* SUPPLIED RECORDS *
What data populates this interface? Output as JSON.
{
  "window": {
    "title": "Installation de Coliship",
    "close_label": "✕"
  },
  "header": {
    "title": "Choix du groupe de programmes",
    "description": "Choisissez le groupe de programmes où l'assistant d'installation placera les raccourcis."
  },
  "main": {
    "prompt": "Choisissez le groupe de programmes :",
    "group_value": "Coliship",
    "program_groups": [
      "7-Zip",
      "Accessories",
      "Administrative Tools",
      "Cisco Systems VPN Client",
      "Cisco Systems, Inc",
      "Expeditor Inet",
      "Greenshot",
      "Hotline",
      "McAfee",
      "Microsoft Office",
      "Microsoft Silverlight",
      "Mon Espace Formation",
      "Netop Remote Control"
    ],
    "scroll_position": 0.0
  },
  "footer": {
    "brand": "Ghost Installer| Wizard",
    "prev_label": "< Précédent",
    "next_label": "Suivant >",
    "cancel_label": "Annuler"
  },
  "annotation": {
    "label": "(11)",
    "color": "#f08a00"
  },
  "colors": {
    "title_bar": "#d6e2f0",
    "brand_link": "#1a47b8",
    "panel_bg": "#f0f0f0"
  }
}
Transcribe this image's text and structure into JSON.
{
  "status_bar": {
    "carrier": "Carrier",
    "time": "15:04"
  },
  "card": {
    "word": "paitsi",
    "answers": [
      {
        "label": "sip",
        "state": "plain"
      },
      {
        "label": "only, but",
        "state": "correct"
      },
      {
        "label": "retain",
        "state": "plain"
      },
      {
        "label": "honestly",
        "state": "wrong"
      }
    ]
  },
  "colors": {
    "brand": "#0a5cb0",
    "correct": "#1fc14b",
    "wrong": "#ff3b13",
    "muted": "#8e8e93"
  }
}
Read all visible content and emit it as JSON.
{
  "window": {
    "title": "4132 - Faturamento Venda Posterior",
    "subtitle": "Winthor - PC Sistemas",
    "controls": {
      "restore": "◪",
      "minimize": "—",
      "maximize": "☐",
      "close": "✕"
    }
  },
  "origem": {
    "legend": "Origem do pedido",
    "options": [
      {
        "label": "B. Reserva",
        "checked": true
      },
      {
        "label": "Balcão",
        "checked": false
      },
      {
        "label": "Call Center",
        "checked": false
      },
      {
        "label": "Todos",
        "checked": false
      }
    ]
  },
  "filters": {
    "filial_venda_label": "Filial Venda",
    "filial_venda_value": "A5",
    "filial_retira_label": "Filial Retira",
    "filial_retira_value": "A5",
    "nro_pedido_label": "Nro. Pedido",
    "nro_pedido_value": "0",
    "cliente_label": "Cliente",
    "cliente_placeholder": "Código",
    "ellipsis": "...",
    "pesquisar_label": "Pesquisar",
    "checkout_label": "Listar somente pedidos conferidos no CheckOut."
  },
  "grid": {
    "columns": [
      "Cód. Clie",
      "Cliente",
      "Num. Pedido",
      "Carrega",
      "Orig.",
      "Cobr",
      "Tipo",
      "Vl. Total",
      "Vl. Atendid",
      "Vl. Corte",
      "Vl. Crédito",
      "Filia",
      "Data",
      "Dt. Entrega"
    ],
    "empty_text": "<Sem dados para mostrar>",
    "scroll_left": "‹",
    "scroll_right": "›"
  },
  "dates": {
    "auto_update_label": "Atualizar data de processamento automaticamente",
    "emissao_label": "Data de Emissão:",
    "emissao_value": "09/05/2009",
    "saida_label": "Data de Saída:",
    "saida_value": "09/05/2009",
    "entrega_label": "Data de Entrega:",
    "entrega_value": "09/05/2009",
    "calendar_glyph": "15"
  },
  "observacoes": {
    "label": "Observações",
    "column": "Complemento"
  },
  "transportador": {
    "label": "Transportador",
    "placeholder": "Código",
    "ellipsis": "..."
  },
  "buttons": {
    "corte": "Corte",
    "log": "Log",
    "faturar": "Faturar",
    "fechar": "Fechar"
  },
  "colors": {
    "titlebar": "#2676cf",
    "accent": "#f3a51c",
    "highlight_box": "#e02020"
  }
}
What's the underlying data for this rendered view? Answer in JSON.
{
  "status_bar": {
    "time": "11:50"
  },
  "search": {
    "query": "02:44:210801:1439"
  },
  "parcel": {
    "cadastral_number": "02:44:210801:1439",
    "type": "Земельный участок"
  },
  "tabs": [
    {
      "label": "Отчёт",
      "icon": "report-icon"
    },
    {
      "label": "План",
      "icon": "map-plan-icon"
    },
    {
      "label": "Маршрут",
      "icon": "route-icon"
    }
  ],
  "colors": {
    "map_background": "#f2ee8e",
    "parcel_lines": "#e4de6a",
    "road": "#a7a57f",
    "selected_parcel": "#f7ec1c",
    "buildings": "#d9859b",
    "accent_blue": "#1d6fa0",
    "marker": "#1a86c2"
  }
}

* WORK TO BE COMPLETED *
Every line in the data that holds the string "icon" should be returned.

* TASK ANSWER *
      "icon": "report-icon"
      "icon": "map-plan-icon"
      "icon": "route-icon"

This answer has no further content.